While it has its flaws, the fact that Escape Academy is designed in such a way where mechanical skill is replaced by cognitive skill does mean that this title should be more accessible to a wider range of players. What I mean is that the more concise and generally less demanding levels and puzzles should mean that this game is ideal for anyone less versed in playing video games, and similarly suits a cooperative experience rather well. For that reason, I commend Coin Crew Games for the way they have designed Escape Academy.
Still, would it have been nice to have more rooms and puzzles to conquer? Absolutely.
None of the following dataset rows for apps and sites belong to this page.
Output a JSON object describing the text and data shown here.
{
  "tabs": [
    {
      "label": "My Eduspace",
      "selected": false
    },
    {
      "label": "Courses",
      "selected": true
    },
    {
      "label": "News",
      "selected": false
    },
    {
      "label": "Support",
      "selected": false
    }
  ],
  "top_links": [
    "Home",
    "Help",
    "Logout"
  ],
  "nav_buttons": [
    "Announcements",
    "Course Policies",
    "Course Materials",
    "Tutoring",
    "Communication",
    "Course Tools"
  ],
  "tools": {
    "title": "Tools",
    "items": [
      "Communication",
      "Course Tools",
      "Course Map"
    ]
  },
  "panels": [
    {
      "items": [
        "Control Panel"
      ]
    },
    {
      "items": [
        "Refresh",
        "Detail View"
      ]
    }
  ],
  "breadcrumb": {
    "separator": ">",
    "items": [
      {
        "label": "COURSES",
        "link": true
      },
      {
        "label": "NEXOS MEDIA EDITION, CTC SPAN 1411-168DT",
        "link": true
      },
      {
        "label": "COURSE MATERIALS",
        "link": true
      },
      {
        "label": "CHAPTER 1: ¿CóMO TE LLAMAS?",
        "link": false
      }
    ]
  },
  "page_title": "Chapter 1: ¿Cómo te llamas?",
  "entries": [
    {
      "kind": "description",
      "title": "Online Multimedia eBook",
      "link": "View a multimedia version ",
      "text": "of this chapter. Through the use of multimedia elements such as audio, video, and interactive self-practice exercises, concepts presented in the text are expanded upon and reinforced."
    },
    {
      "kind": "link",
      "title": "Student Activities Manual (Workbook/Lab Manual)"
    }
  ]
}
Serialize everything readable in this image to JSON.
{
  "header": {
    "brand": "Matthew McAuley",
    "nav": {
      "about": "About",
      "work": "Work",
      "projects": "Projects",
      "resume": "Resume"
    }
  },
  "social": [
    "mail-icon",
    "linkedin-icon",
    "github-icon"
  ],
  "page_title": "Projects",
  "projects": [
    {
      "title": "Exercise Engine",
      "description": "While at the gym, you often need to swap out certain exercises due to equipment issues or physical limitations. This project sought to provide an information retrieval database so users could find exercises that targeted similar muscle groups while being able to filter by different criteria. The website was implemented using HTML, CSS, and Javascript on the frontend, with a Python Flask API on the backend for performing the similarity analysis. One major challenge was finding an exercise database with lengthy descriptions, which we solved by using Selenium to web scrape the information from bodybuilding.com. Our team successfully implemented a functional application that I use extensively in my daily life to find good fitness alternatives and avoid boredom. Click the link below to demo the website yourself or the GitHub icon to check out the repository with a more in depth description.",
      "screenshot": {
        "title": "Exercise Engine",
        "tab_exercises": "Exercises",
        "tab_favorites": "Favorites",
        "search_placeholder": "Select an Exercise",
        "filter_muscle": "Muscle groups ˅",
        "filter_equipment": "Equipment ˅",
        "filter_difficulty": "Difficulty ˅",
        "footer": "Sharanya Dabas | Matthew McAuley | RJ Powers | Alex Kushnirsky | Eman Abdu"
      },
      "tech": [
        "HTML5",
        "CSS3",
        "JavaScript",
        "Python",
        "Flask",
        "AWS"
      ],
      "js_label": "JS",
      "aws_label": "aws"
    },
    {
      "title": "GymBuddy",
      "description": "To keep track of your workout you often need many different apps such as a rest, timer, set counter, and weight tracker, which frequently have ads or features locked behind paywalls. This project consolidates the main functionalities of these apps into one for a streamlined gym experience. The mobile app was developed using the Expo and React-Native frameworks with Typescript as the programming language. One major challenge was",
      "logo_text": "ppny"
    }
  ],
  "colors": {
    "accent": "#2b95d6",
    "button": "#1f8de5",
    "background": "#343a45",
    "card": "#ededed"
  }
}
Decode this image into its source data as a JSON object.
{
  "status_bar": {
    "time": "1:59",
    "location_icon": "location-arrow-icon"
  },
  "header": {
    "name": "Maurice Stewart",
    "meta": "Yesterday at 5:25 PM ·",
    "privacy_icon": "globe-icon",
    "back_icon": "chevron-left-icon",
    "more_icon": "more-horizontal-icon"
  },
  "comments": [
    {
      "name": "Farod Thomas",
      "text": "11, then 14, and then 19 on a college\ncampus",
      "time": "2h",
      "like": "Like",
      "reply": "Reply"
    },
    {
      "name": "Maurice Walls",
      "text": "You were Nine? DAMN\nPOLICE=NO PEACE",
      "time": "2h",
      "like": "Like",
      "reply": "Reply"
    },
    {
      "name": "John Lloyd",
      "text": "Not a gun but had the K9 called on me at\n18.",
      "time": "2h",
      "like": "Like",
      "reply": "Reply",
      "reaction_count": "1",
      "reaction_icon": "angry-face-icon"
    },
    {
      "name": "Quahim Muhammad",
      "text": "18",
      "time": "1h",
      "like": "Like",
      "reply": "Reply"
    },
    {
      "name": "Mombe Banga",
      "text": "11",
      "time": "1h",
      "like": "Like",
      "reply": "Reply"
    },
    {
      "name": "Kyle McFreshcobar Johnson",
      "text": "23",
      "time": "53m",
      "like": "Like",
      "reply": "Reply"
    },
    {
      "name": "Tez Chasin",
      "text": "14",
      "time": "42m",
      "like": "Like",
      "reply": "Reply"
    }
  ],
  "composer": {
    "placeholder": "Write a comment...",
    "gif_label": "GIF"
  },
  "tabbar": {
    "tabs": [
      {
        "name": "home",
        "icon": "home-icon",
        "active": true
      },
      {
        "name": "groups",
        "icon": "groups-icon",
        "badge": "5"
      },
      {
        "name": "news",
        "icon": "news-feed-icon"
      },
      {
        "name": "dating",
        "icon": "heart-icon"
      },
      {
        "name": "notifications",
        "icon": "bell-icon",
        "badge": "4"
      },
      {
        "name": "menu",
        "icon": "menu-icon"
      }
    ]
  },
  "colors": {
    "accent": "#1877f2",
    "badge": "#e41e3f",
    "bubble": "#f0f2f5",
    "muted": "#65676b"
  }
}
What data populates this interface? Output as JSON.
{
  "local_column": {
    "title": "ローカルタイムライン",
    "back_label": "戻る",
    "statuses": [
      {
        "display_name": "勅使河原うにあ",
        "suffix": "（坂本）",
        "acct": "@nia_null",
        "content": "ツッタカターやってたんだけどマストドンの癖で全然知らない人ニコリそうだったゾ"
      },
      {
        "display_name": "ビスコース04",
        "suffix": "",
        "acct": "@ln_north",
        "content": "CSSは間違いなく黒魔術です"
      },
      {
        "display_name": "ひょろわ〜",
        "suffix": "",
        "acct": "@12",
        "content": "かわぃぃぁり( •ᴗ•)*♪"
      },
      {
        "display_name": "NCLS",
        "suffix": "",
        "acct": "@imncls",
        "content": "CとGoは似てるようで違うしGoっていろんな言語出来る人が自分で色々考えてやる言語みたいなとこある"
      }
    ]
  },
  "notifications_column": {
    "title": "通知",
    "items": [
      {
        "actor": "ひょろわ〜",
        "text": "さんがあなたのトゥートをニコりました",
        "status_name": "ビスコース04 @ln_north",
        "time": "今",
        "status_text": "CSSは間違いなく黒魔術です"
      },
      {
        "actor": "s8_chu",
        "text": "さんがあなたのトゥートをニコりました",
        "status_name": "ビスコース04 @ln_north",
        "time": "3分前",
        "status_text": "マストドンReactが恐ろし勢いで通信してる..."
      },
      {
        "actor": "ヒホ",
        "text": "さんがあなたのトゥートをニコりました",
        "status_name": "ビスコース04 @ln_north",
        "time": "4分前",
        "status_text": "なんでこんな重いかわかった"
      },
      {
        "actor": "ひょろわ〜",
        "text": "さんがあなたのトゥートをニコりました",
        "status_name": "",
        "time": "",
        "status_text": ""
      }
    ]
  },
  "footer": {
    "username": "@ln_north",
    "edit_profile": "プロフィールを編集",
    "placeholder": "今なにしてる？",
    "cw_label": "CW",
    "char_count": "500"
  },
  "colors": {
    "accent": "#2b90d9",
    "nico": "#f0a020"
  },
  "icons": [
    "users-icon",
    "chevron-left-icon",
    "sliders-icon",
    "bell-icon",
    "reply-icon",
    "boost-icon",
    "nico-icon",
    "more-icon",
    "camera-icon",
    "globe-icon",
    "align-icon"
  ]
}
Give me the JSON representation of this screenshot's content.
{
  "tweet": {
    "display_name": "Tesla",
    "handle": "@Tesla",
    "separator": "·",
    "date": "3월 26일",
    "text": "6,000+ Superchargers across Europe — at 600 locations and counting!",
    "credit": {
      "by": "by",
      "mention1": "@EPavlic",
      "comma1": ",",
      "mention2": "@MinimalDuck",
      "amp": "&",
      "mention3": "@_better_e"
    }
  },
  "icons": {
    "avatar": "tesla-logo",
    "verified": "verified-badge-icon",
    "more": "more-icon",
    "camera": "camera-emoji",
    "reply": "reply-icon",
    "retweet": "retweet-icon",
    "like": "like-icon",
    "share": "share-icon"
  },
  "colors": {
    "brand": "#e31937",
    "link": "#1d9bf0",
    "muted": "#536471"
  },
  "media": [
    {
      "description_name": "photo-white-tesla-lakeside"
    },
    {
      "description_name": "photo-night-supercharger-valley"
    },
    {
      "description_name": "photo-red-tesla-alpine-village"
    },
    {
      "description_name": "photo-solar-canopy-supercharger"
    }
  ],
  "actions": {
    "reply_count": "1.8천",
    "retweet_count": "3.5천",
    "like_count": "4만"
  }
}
Would it have been nice to have a narrative that actually felt the slightest bit engaging? Yes. And also, would it have hurt to have challenges or extra objectives to make it worthwhile to return to and replay previous levels? Without a doubt. Hence why Escape Academy has its flaws. But, if you're looking for a game to conquer in an evening, or looking for an engaging way to cooperatively play something, then there's not a lot to go wrong with this indie puzzler.
7 / 10
Approachable game design. Puzzles and levels are always unique. Engaging problems.
Poor replayability. Short. Not very challenging. Narrative is one of its weakest areas.